[Source records]
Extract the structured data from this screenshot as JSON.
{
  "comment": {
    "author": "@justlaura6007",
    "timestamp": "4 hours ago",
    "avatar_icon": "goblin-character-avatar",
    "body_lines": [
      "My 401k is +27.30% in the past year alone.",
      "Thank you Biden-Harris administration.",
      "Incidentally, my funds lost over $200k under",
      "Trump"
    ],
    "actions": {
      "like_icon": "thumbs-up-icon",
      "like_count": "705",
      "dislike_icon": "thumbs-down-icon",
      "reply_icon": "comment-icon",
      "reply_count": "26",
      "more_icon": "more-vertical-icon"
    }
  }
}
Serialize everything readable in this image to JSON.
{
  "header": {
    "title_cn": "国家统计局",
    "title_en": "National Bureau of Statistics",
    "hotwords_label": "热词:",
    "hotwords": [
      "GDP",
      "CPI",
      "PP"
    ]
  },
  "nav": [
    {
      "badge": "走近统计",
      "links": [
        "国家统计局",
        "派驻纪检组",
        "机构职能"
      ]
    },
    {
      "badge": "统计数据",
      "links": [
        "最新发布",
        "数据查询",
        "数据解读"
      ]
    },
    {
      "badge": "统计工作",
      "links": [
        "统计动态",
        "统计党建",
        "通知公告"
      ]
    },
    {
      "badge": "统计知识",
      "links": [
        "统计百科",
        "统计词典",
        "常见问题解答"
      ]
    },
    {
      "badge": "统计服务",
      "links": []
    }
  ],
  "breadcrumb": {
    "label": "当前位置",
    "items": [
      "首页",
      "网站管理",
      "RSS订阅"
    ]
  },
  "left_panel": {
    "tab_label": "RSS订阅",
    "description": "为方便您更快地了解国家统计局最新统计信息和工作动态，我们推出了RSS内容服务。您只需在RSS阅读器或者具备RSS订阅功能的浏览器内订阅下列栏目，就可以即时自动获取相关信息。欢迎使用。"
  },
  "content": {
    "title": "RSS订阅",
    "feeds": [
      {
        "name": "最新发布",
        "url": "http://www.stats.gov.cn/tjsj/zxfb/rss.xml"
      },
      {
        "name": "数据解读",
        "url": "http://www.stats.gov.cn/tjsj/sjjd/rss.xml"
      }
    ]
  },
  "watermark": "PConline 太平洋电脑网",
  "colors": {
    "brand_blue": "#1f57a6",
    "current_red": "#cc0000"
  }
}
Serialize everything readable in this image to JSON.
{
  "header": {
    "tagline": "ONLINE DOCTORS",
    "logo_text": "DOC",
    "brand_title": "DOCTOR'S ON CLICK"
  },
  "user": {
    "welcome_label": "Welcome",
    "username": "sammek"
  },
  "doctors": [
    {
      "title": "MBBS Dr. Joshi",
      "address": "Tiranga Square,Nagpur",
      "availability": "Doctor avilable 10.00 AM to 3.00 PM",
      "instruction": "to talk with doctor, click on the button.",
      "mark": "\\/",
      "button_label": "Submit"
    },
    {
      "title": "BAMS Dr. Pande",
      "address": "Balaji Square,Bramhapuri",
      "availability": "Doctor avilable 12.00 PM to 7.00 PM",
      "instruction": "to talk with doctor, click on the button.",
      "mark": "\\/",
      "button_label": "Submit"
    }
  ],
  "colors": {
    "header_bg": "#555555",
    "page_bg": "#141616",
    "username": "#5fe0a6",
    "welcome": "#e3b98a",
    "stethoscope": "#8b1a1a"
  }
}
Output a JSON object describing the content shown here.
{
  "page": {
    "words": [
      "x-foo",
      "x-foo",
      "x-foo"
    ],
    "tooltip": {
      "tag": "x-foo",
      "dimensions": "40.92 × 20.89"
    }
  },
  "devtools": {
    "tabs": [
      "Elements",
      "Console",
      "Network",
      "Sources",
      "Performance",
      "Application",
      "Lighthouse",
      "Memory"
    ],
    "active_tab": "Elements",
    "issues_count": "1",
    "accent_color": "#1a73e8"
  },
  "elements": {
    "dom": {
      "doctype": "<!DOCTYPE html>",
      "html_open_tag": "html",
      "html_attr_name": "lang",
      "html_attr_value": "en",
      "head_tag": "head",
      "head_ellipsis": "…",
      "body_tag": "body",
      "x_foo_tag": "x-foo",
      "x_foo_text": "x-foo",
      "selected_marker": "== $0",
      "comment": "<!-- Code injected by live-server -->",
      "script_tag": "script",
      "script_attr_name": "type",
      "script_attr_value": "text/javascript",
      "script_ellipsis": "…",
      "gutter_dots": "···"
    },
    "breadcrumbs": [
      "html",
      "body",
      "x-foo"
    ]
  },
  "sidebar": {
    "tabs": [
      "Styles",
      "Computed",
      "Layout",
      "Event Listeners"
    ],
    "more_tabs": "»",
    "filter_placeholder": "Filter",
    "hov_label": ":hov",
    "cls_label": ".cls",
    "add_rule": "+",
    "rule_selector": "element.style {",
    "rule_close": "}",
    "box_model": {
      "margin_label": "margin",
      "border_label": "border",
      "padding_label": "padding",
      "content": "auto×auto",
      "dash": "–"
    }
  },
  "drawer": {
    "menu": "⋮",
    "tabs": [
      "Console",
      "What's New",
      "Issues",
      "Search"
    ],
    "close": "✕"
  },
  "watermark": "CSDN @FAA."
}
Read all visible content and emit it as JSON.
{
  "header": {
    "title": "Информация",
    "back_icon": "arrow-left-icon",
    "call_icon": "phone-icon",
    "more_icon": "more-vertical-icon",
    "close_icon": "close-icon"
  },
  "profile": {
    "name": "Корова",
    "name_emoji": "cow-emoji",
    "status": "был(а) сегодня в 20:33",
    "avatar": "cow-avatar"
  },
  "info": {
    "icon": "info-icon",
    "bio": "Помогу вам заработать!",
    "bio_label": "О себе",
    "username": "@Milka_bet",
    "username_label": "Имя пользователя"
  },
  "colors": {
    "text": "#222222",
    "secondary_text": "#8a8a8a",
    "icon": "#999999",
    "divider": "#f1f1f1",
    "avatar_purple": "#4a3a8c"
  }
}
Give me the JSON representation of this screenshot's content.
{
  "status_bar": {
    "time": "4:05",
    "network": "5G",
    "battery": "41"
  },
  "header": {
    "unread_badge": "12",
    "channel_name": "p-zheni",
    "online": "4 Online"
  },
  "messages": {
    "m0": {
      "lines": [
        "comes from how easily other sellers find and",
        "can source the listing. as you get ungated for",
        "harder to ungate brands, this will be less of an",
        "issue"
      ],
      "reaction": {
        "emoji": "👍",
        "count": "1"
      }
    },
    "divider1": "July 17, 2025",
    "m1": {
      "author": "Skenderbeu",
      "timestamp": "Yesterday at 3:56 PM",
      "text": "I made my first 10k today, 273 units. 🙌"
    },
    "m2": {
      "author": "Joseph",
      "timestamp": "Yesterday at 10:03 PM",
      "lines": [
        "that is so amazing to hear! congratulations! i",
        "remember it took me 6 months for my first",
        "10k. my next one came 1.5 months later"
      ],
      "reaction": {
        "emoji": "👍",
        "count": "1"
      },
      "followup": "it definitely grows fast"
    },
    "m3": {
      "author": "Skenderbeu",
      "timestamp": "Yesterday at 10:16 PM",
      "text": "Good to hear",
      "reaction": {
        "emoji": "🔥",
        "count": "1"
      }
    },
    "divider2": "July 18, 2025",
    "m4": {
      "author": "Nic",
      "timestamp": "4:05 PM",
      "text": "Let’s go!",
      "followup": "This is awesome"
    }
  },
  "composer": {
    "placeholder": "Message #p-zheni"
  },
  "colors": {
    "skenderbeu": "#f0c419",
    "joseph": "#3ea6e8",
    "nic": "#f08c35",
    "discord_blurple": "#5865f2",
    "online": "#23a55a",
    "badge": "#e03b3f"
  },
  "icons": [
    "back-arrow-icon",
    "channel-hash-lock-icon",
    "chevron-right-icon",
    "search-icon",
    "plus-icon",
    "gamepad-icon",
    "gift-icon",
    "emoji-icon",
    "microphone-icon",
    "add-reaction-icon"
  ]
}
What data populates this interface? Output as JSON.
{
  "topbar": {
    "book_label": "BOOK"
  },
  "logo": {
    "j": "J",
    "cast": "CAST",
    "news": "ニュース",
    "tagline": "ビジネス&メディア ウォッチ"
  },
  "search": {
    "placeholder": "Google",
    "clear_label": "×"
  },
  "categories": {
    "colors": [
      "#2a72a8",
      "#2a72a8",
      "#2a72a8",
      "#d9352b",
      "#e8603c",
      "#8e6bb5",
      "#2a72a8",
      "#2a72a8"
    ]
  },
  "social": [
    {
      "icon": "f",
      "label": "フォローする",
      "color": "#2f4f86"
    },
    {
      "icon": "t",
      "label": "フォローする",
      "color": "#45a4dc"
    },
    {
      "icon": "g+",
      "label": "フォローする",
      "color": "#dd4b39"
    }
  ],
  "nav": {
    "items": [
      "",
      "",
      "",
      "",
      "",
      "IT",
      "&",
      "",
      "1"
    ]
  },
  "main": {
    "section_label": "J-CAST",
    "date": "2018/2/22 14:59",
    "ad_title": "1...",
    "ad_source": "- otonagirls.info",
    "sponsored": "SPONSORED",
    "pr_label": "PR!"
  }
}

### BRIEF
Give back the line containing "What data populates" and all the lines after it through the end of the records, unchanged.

### TASK ANSWER
What data populates this interface? Output as JSON.
{
  "topbar": {
    "book_label": "BOOK"
  },
  "logo": {
    "j": "J",
    "cast": "CAST",
    "news": "ニュース",
    "tagline": "ビジネス&メディア ウォッチ"
  },
  "search": {
    "placeholder": "Google",
    "clear_label": "×"
  },
  "categories": {
    "colors": [
      "#2a72a8",
      "#2a72a8",
      "#2a72a8",
      "#d9352b",
      "#e8603c",
      "#8e6bb5",
      "#2a72a8",
      "#2a72a8"
    ]
  },
  "social": [
    {
      "icon": "f",
      "label": "フォローする",
      "color": "#2f4f86"
    },
    {
      "icon": "t",
      "label": "フォローする",
      "color": "#45a4dc"
    },
    {
      "icon": "g+",
      "label": "フォローする",
      "color": "#dd4b39"
    }
  ],
  "nav": {
    "items": [
      "",
      "",
      "",
      "",
      "",
      "IT",
      "&",
      "",
      "1"
    ]
  },
  "main": {
    "section_label": "J-CAST",
    "date": "2018/2/22 14:59",
    "ad_title": "1...",
    "ad_source": "- otonagirls.info",
    "sponsored": "SPONSORED",
    "pr_label": "PR!"
  }
}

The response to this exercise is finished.